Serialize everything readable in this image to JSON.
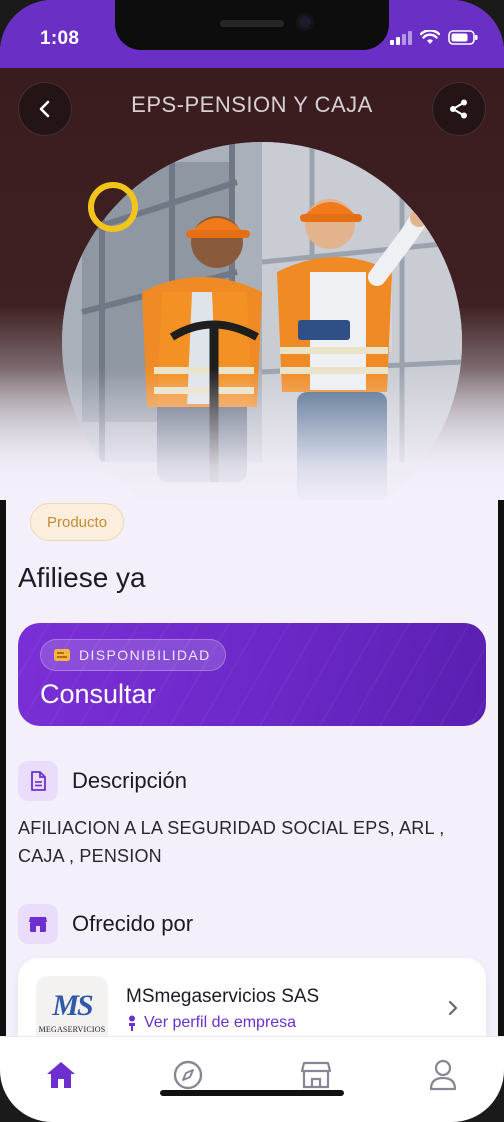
{
  "status_bar": {
    "time": "1:08"
  },
  "header": {
    "title": "EPS-PENSION Y CAJA",
    "back_icon": "chevron-left-icon",
    "share_icon": "share-icon"
  },
  "product": {
    "badge": "Producto",
    "title": "Afiliese ya"
  },
  "availability": {
    "label": "DISPONIBILIDAD",
    "value": "Consultar"
  },
  "description": {
    "heading": "Descripción",
    "text": "AFILIACION A LA SEGURIDAD SOCIAL EPS, ARL , CAJA , PENSION"
  },
  "offered_by": {
    "heading": "Ofrecido por",
    "company_name": "MSmegaservicios SAS",
    "profile_link": "Ver perfil de empresa",
    "logo_mark": "MS",
    "logo_caption": "MEGASERVICIOS"
  },
  "bottom_nav": {
    "items": [
      {
        "name": "home",
        "icon": "home-icon",
        "active": true
      },
      {
        "name": "explore",
        "icon": "compass-icon",
        "active": false
      },
      {
        "name": "store",
        "icon": "store-icon",
        "active": false
      },
      {
        "name": "profile",
        "icon": "user-icon",
        "active": false
      }
    ]
  },
  "colors": {
    "accent": "#6a2fc4",
    "badge_text": "#c98a32",
    "focus_ring": "#f3c51a"
  }
}
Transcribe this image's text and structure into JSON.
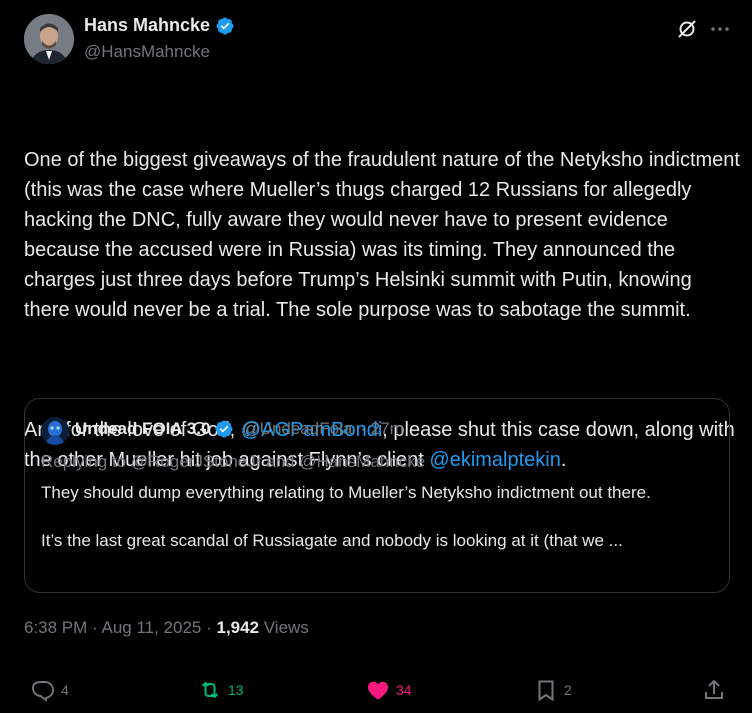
{
  "author": {
    "name": "Hans Mahncke",
    "handle": "@HansMahncke"
  },
  "post": {
    "paragraph1": "One of the biggest giveaways of the fraudulent nature of the Netyksho indictment (this was the case where Mueller’s thugs charged 12 Russians for allegedly hacking the DNC, fully aware they would never have to present evidence because the accused were in Russia) was its timing. They announced the charges just three days before Trump’s Helsinki summit with Putin, knowing there would never be a trial. The sole purpose was to sabotage the summit.",
    "p2_part1": "And for the love of God, ",
    "mention1": "@AGPamBondi",
    "p2_part2": ", please shut this case down, along with the other Mueller hit job against Flynn’s client ",
    "mention2": "@ekimalptekin",
    "p2_part3": "."
  },
  "quote": {
    "name": "Undead FOIA 3.0",
    "handle": "@UndeadFoia",
    "time": "· 27m",
    "replying_to": "Replying to @RogerJStoneJr and @HansMahncke",
    "line1": "They should dump everything relating to Mueller’s Netyksho indictment out there.",
    "line2": "It’s the last great scandal of Russiagate and nobody is looking at it (that we ..."
  },
  "meta": {
    "time": "6:38 PM · Aug 11, 2025 · ",
    "views_count": "1,942",
    "views_label": " Views"
  },
  "actions": {
    "replies": "4",
    "reposts": "13",
    "likes": "34",
    "bookmarks": "2"
  },
  "colors": {
    "background": "#000000",
    "text": "#e7e9ea",
    "muted": "#71767b",
    "link": "#1d9bf0",
    "verified": "#1d9bf0",
    "repost": "#00ba7c",
    "like": "#f91880",
    "border": "#2f3336"
  },
  "icons": [
    "verified-badge-icon",
    "grok-icon",
    "more-icon",
    "reply-icon",
    "repost-icon",
    "heart-icon",
    "bookmark-icon",
    "share-icon"
  ]
}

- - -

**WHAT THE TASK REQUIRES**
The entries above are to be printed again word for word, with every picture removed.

**EXERCISE RESULT**
Serialize everything readable in this image to JSON.
{
  "status_bar": {
    "time": "1:08"
  },
  "header": {
    "title": "EPS-PENSION Y CAJA",
    "back_icon": "chevron-left-icon",
    "share_icon": "share-icon"
  },
  "product": {
    "badge": "Producto",
    "title": "Afiliese ya"
  },
  "availability": {
    "label": "DISPONIBILIDAD",
    "value": "Consultar"
  },
  "description": {
    "heading": "Descripción",
    "text": "AFILIACION A LA SEGURIDAD SOCIAL EPS, ARL , CAJA , PENSION"
  },
  "offered_by": {
    "heading": "Ofrecido por",
    "company_name": "MSmegaservicios SAS",
    "profile_link": "Ver perfil de empresa",
    "logo_mark": "MS",
    "logo_caption": "MEGASERVICIOS"
  },
  "bottom_nav": {
    "items": [
      {
        "name": "home",
        "icon": "home-icon",
        "active": true
      },
      {
        "name": "explore",
        "icon": "compass-icon",
        "active": false
      },
      {
        "name": "store",
        "icon": "store-icon",
        "active": false
      },
      {
        "name": "profile",
        "icon": "user-icon",
        "active": false
      }
    ]
  },
  "colors": {
    "accent": "#6a2fc4",
    "badge_text": "#c98a32",
    "focus_ring": "#f3c51a"
  }
}
Transcribe this image's text and structure into JSON.
{
  "author": {
    "name": "Hans Mahncke",
    "handle": "@HansMahncke"
  },
  "post": {
    "paragraph1": "One of the biggest giveaways of the fraudulent nature of the Netyksho indictment (this was the case where Mueller’s thugs charged 12 Russians for allegedly hacking the DNC, fully aware they would never have to present evidence because the accused were in Russia) was its timing. They announced the charges just three days before Trump’s Helsinki summit with Putin, knowing there would never be a trial. The sole purpose was to sabotage the summit.",
    "p2_part1": "And for the love of God, ",
    "mention1": "@AGPamBondi",
    "p2_part2": ", please shut this case down, along with the other Mueller hit job against Flynn’s client ",
    "mention2": "@ekimalptekin",
    "p2_part3": "."
  },
  "quote": {
    "name": "Undead FOIA 3.0",
    "handle": "@UndeadFoia",
    "time": "· 27m",
    "replying_to": "Replying to @RogerJStoneJr and @HansMahncke",
    "line1": "They should dump everything relating to Mueller’s Netyksho indictment out there.",
    "line2": "It’s the last great scandal of Russiagate and nobody is looking at it (that we ..."
  },
  "meta": {
    "time": "6:38 PM · Aug 11, 2025 · ",
    "views_count": "1,942",
    "views_label": " Views"
  },
  "actions": {
    "replies": "4",
    "reposts": "13",
    "likes": "34",
    "bookmarks": "2"
  },
  "colors": {
    "background": "#000000",
    "text": "#e7e9ea",
    "muted": "#71767b",
    "link": "#1d9bf0",
    "verified": "#1d9bf0",
    "repost": "#00ba7c",
    "like": "#f91880",
    "border": "#2f3336"
  },
  "icons": [
    "verified-badge-icon",
    "grok-icon",
    "more-icon",
    "reply-icon",
    "repost-icon",
    "heart-icon",
    "bookmark-icon",
    "share-icon"
  ]
}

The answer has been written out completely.